Serge RACHMANINOFF (1873-1943)
Symphony No. 2 in E minor (1906-08) [60:18]
Anatol LYADOV (1855-1914)
The Enchanted Lake
(1909) [6:25]
Orchestra dell’Accademia Nazionale di Santa Cecilia, Roma/Antonio Pappano
rec. in concert, November-December 2009, Sala Santa Cecilia, Auditorium Parco della Musica, Rome. DDD
EMI CLASSICS 50999 49462 2 [66:43]

I am an ardent admirer of Antonio Pappano’s work. I think particularly of his erudite TV documentary series on the history of Italian Opera and of so many of his Puccini recordings. I was looking forward to hearing his interpretation of this so Romantic of all Late-Romantic symphonies.

Alas I am disappointed. Why? Because I think it’s uninvolving. The sound might be vivid and detailed - especially the brass - with wide perspectives and, in the presto passages, exciting enough but, especially in that gorgeous Adagio, where’s the commitment and that essential Rachmaninoff emotion? It’s all too doleful, even ponderous; that lovely clarinet solo nicely executed but to my ears, dragging, cool and soulless. I was just not moved. I cannot remember another performance of this movement that has left this cynical old heart so untouched; except perhaps the too-controlled Pletnev reading. Although I would not say that Pappano consistently disappoints in this work, there are irritations elsewhere, too, probably due to the fact that this is a live recording.
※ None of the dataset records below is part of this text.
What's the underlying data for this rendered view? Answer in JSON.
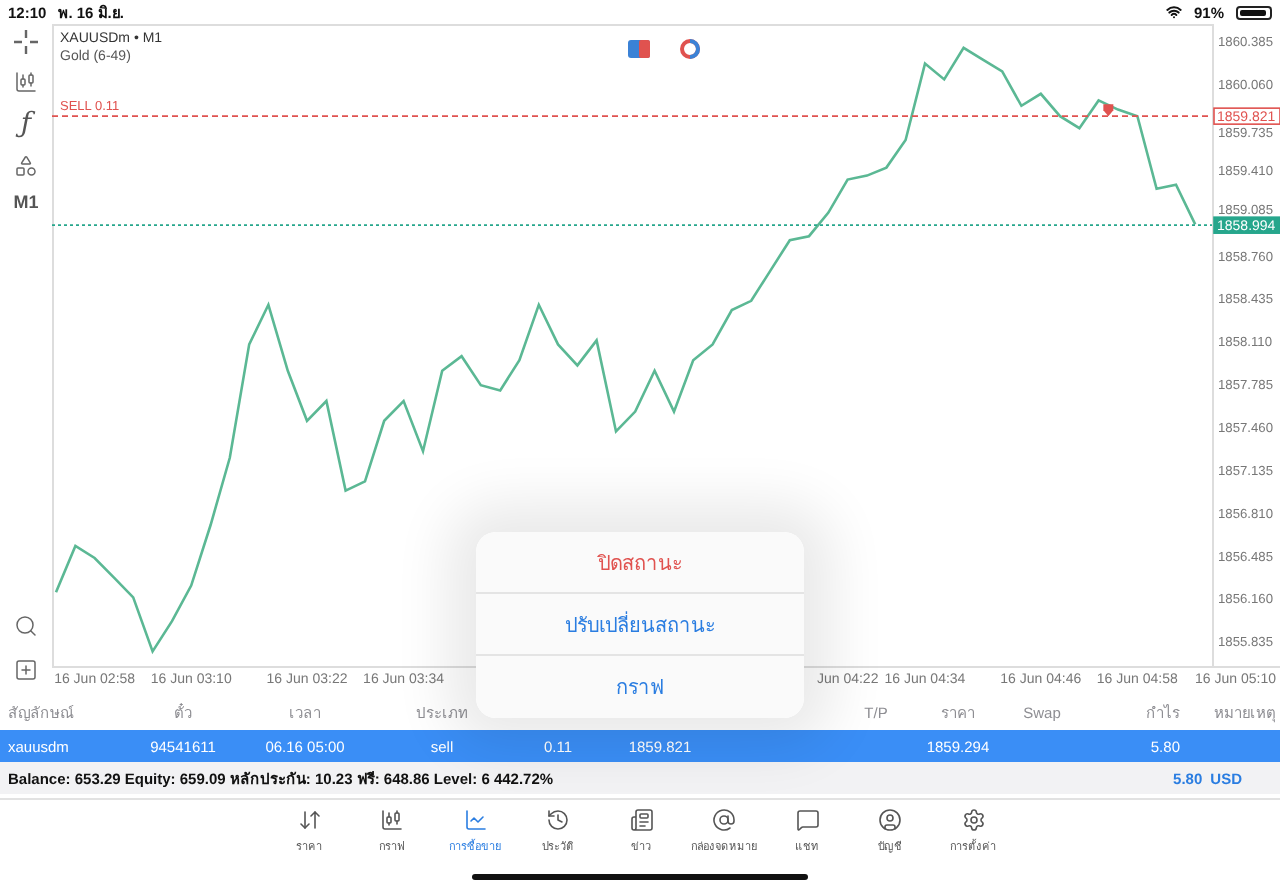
{
  "status_bar": {
    "time": "12:10",
    "date": "พ. 16 มิ.ย.",
    "battery": "91%"
  },
  "chart": {
    "symbol": "XAUUSDm • M1",
    "subtitle": "Gold (6-49)",
    "tools": [
      {
        "kind": "crosshair"
      },
      {
        "kind": "candles"
      },
      {
        "kind": "function",
        "label": "ƒ"
      },
      {
        "kind": "objects"
      },
      {
        "kind": "timeframe",
        "label": "M1"
      },
      {
        "kind": "zoom"
      },
      {
        "kind": "add"
      }
    ],
    "order_label": "SELL 0.11",
    "price_tags": [
      {
        "filled": false
      },
      {
        "filled": true
      }
    ],
    "chart_data": {
      "type": "line",
      "ylim": [
        1855.65,
        1860.52
      ],
      "categories": [
        null,
        null,
        "16 Jun 02:58",
        null,
        null,
        null,
        null,
        "16 Jun 03:10",
        null,
        null,
        null,
        null,
        null,
        "16 Jun 03:22",
        null,
        null,
        null,
        null,
        "16 Jun 03:34",
        null,
        null,
        null,
        null,
        null,
        null,
        null,
        null,
        null,
        null,
        null,
        null,
        null,
        null,
        null,
        null,
        null,
        null,
        null,
        null,
        null,
        null,
        "Jun 04:22",
        null,
        null,
        null,
        "16 Jun 04:34",
        null,
        null,
        null,
        null,
        null,
        "16 Jun 04:46",
        null,
        null,
        null,
        null,
        "16 Jun 04:58",
        null,
        null,
        null,
        null,
        "16 Jun 05:10"
      ],
      "yticks": [
        {
          "value": 1860.385,
          "label": "1860.385"
        },
        {
          "value": 1860.06,
          "label": "1860.060"
        },
        {
          "value": 1859.735,
          "label": "1859.735"
        },
        {
          "value": 1859.41,
          "label": "1859.410"
        },
        {
          "value": 1859.085,
          "label": "1859.085"
        },
        {
          "value": 1858.76,
          "label": "1858.760"
        },
        {
          "value": 1858.435,
          "label": "1858.435"
        },
        {
          "value": 1858.11,
          "label": "1858.110"
        },
        {
          "value": 1857.785,
          "label": "1857.785"
        },
        {
          "value": 1857.46,
          "label": "1857.460"
        },
        {
          "value": 1857.135,
          "label": "1857.135"
        },
        {
          "value": 1856.81,
          "label": "1856.810"
        },
        {
          "value": 1856.485,
          "label": "1856.485"
        },
        {
          "value": 1856.16,
          "label": "1856.160"
        },
        {
          "value": 1855.835,
          "label": "1855.835"
        }
      ],
      "series": [
        {
          "color": "#5bb894",
          "values": [
            1856.21,
            1856.56,
            1856.47,
            1856.32,
            1856.17,
            1855.76,
            1855.99,
            1856.26,
            1856.72,
            1857.23,
            1858.09,
            1858.39,
            1857.89,
            1857.51,
            1857.66,
            1856.98,
            1857.05,
            1857.51,
            1857.66,
            1857.28,
            1857.89,
            1858.0,
            1857.78,
            1857.74,
            1857.97,
            1858.39,
            1858.09,
            1857.93,
            1858.12,
            1857.43,
            1857.58,
            1857.89,
            1857.58,
            1857.97,
            1858.09,
            1858.35,
            1858.42,
            1858.65,
            1858.88,
            1858.91,
            1859.09,
            1859.34,
            1859.37,
            1859.43,
            1859.64,
            1860.22,
            1860.1,
            1860.34,
            1860.25,
            1860.16,
            1859.9,
            1859.99,
            1859.82,
            1859.73,
            1859.94,
            1859.87,
            1859.82,
            1859.27,
            1859.3,
            1859.0,
            null,
            null
          ]
        }
      ],
      "ref_lines": [
        {
          "axis": "y",
          "value": 1859.821,
          "label": "1859.821",
          "color": "#e0524f"
        },
        {
          "axis": "y",
          "value": 1858.994,
          "label": "1858.994",
          "color": "#26a68c"
        }
      ]
    }
  },
  "positions": {
    "columns": [
      "สัญลักษณ์",
      "ตั๋ว",
      "เวลา",
      "ประเภท",
      null,
      null,
      null,
      "T/P",
      "ราคา",
      "Swap",
      "กำไร",
      "หมายเหตุ"
    ],
    "rows": [
      {
        "selected": true,
        "cells": [
          "xauusdm",
          "94541611",
          "06.16 05:00",
          "sell",
          "0.11",
          "1859.821",
          null,
          null,
          "1859.294",
          null,
          "5.80",
          null
        ]
      }
    ]
  },
  "summary": {
    "text": "Balance: 653.29 Equity: 659.09 หลักประกัน: 10.23 ฟรี: 648.86 Level: 6 442.72%",
    "profit": "5.80",
    "currency": "USD"
  },
  "action_menu": {
    "items": [
      {
        "label": "ปิดสถานะ",
        "kind": "destructive"
      },
      {
        "label": "ปรับเปลี่ยนสถานะ",
        "kind": "action"
      },
      {
        "label": "กราฟ",
        "kind": "action"
      }
    ]
  },
  "tabs": [
    {
      "label": "ราคา",
      "selected": false
    },
    {
      "label": "กราฟ",
      "selected": false
    },
    {
      "label": "การซื้อขาย",
      "selected": true
    },
    {
      "label": "ประวัติ",
      "selected": false
    },
    {
      "label": "ข่าว",
      "selected": false
    },
    {
      "label": "กล่องจดหมาย",
      "selected": false
    },
    {
      "label": "แชท",
      "selected": false
    },
    {
      "label": "บัญชี",
      "selected": false
    },
    {
      "label": "การตั้งค่า",
      "selected": false
    }
  ]
}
In the Scherzo, taken at a cracking enough pace has beautifully articulated and nicely yearning strings, yet the ensemble is occasionally a little unfocused and there is a despairing slackness in the repeat of the big tune.

My loyalties to my previous top choices remain solid. Top of these remains Previn’s passionate and intense 1973 EMI recording (5 86753-2) with the London Symphony Orchestra. And I would scarcely like to be without Rozhdestvensky’s no less beguiling and enthralling reading again with the London Symphony Orchestra now on Regis RRC 1210 - read Rob Barnett’s very enthusiastic review of this one!

Completing the CD we have a welcome change from Rachmaninoff’s Vocalise which is the fill-up on so many albums. Instead we have Pappano’s very atmospheric reading of Liadov’s The Enchanted Lake, all sylvan stillness and serenity.

Not in the top league of Rachmaninoff Seconds. Try Previn or Rozhdestvensky.

Ian Lace

Not in the top league of Rachmaninoff Seconds. Try Previn or Rozhdestvensky.